Councils in England have warned they may be forced to make cuts to local services such as waste collection and park maintenance over the next two years to cope with reduced funding.
The District Council Network, which represents 168 local authorities, has forecast funding shortfalls of more than half a billion pounds in both of the next two financial years.
District councils are responsible for many basic council services, such as housing, parks and waste collection. But with state grants lagging behind inflation, local leaders have said jobs will have to be cut.
Research from the network predicts a total funding shortfall of £550m in 2023/4 and £610m in 2024/5.
Of the 79 councils surveyed, 84 per cent said they were likely to raise council tax next year by the maximum allowable amount. Half of councils – 52 per cent – said they did not expect to be able to balance their budgets in 2024/5 without drawing on reserves.
Eighty-three per cent of councils said that if they could not secure extra funding for the next financial year, they would have to cut cultural services. Seventy-seven percent could reduce community support and 74 percent to parks and green spaces.
Almost three-quarters said they would cut budgets for recreation in their communities and two-thirds would cut wider environmental services.
Forty-three per cent said waste collection services would have to be cut to cope with funding pressures.
Council leaders said the cost of tackling growing homelessness was eating into their dwindling budgets. Spending on temporary accommodation by council homelessness services in England rose to more than £1.7bn in the year to March, latest figures show.
The cost of renting bed and breakfasts as emergency accommodation for families has risen by a third compared to the previous year.
Councilor Elizabeth Dennis, from the District Council Network, said any further cuts to services would be “devastating”, adding that “the most vulnerable people will be hit hardest”.
He added: “Unless we get a realistic financial settlement and the financial freedoms to ensure we can raise extra money to undertake our work, councils have only a slim choice about which services to cut.
“We already expect councils to make savings of up to nine per cent of their budgets, where possible through efficiencies, but increasing savings can only be achieved through workforce cuts and service reductions.”
A spokesperson for the Department for Housing, Housing and Communities said: “We have made £5.1 billion of extra funding available to local authorities through the Local Government Finance Settlement, making almost £60 billion available for the sector – an increase of 9.4 per cent in cash terms 2022/23. We continue to monitor pressures across councils and are prepared to speak to any council concerned about their financial situation.

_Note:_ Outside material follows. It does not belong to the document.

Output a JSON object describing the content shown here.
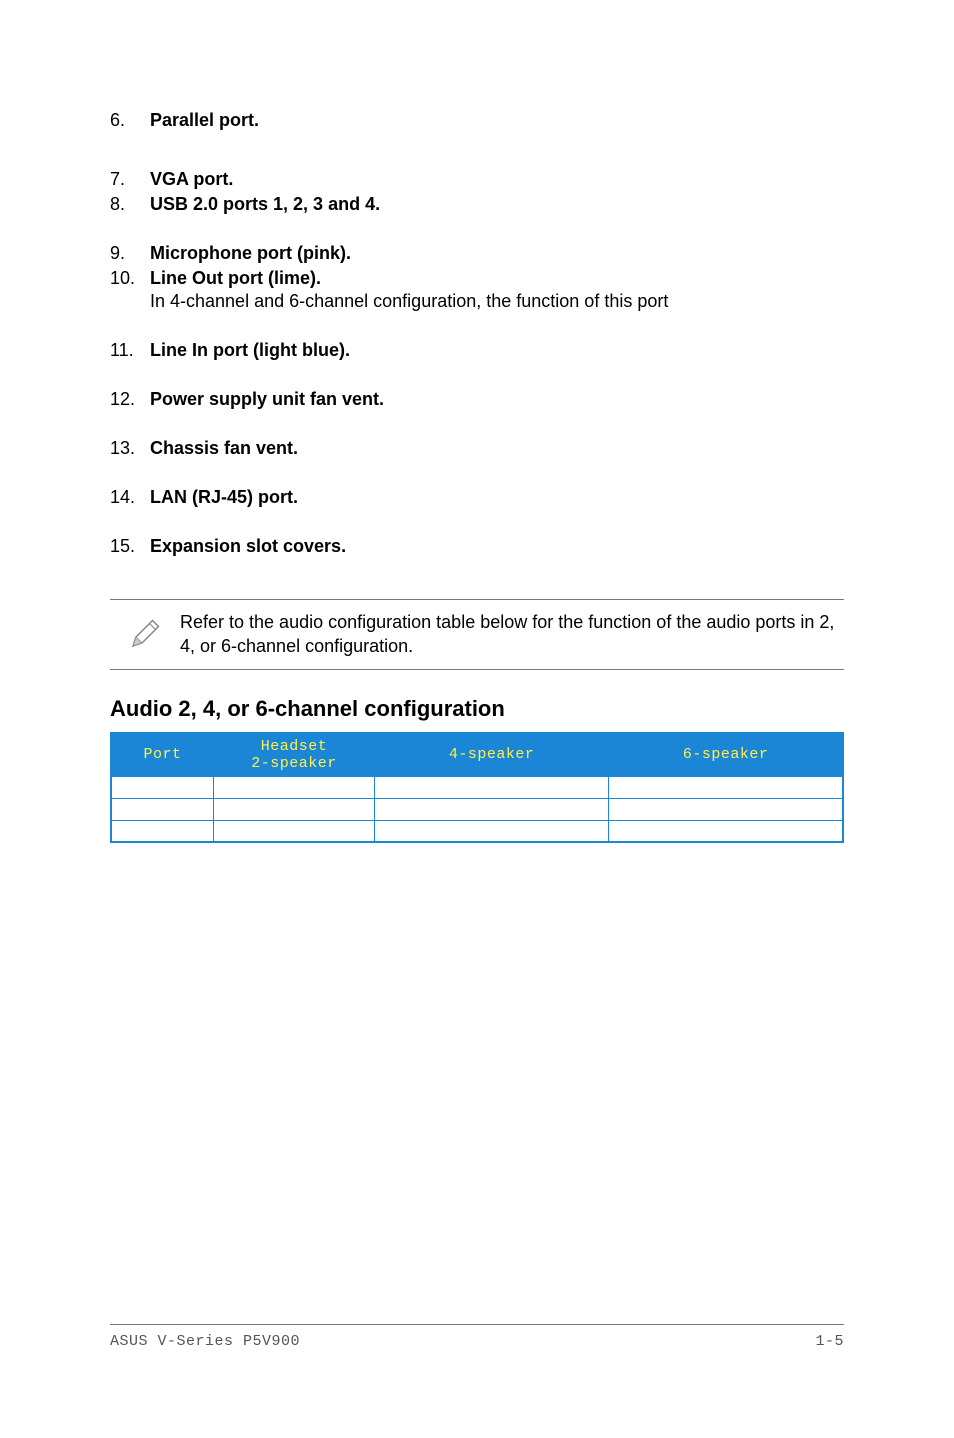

“Councils are ultimately responsible for managing their finances, but the Government has been clear that they should not be taking too much risk with taxpayers' money.”